Artificial intelligence in conflict--from robot soldiers to cyber warfare, what will it look like?
It's a question that was under discussion as this year's Munich Security Conference kicked off on Friday (February 16).
Leading the debate, Estonian president Kersti Kaljulaid. Her country was the victim of a massive hacking attack that was widely blamed on Russia.
“I have been really worried as an Estonian--Estonia is a digital state compared to many others--that our capacity to internationally agree and regulate for technological development has been extremely low," Kaljulaid told euronews. "We haven’t managed to do any progress, for example, even on cyber issues”.
Members of the public present in the audience said they are worried about robot soldiers, and self-piloted weaponised drones.
NATO's former Secretary General Anders Fogh Rassmussen said it's a legitimate concern:
“The use of robots and artificial intelligence within the military might make the whole world more unstable. For that reason, I think we should elaborate an international and legally binding treaty to prohibit the production and use of what has been called autonomous lethal weapons".

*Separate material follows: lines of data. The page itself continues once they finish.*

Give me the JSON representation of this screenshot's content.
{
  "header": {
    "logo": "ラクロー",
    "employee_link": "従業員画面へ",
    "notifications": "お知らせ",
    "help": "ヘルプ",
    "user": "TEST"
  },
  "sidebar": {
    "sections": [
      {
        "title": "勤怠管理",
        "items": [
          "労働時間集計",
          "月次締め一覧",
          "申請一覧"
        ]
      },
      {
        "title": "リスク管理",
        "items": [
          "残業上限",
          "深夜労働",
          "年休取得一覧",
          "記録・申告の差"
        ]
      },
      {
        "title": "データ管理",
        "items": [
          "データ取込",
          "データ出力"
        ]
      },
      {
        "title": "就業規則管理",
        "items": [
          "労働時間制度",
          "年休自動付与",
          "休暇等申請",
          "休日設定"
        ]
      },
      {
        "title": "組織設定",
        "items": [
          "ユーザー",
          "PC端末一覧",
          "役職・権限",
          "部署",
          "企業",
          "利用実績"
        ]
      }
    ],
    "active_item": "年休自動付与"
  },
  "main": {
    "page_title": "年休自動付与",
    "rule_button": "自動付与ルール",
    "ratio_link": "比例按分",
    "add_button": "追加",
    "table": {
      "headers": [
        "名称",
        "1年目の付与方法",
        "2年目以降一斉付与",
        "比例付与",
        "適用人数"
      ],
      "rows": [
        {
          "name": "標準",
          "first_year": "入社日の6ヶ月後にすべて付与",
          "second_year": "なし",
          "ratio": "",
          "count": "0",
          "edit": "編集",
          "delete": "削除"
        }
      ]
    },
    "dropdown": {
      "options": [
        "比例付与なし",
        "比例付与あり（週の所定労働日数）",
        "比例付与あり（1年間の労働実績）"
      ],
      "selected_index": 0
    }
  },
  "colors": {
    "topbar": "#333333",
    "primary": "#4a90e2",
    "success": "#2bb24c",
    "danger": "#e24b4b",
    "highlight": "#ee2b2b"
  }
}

In an open letter to the UN last year, Robotics experts also called for a ban on developing so-called "killer robots" and warned of a new arms race.
Earlier this week, the US Director of National Intelligence published the annual Worldwide Threat Assessment, which expressed concern about the "potential for surprise" in the cyber realm.